The final dance offering of 2020 was Change by DRILL Performance’s Junior Company at Moonah Arts Centre.  Choreographed by HK Vermeulen with Angela Barnard, the theme of this work was not surprising as 2020 pushed our ability to cope with change. The young company members used this opportunity to unpack social events of the year, the pandemic, changing of minds, the future of the Earth and the change we carry in our pockets. In line with strong youth dance practice, each performer’s conceptual and physical contributions could be clearly seen as they challenged some changes and welcomed others, giving audiences examples of resilience and hope for the future.

7 Deadly Sins, MADE
Long Gallery, Salamanca Arts Centre, Hobart on 4-7 November 
Princess Theatre, Launceston, 16-17 November 

Out of Bounds, Stompin
Tennis World, Launceston, Sunday 8 November

Stompin on Screen, Stompin
Junction Arts Festival, Princes Square, Launceston, 28-29 November
Online, 9-13 December

By George and All of Us, DRILL
Tasmanian Museum and Art Gallery, Hobart, 20-22 November

An Afternoon at the Museum, Second Echo Ensemble
Narryna Heritage Museum, TMAG, Battery Point,  28 November

MUSTER, Tasdance
Junction Arts Festival, Princes Square, Launceston, 27-28 November

On Display Global, Second Echo Ensemble
Courtyard, Tasmanian Museum and Art Gallery, Hobart, 3 December

Change, DRILL
Moonah Arts Centre, Moonah, 3 December

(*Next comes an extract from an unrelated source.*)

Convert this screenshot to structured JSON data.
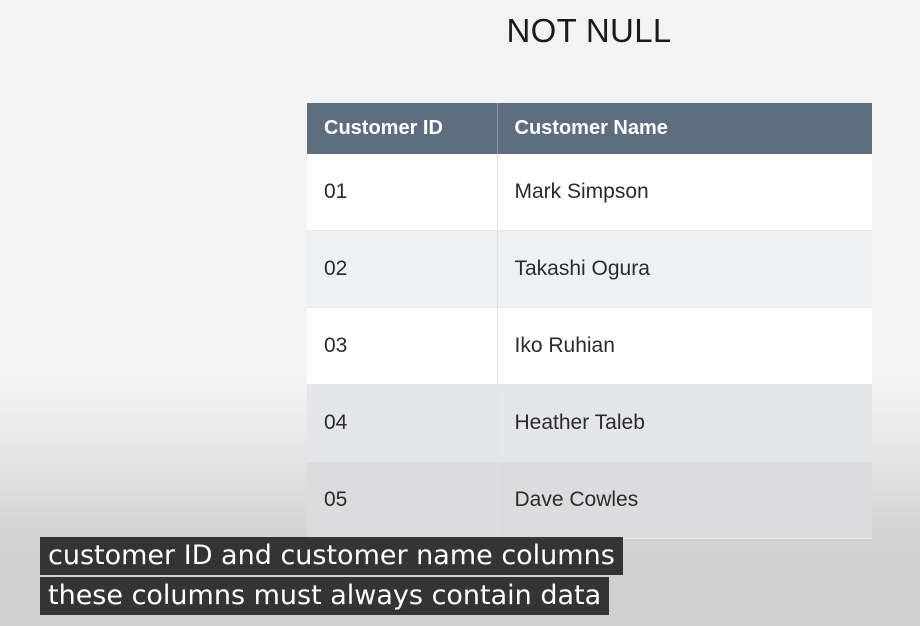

Lesley Graham
About the Author
Lesley Graham has been active in dance and dance education for over 30 years, and has previously written for The Mercury and Dance Australia.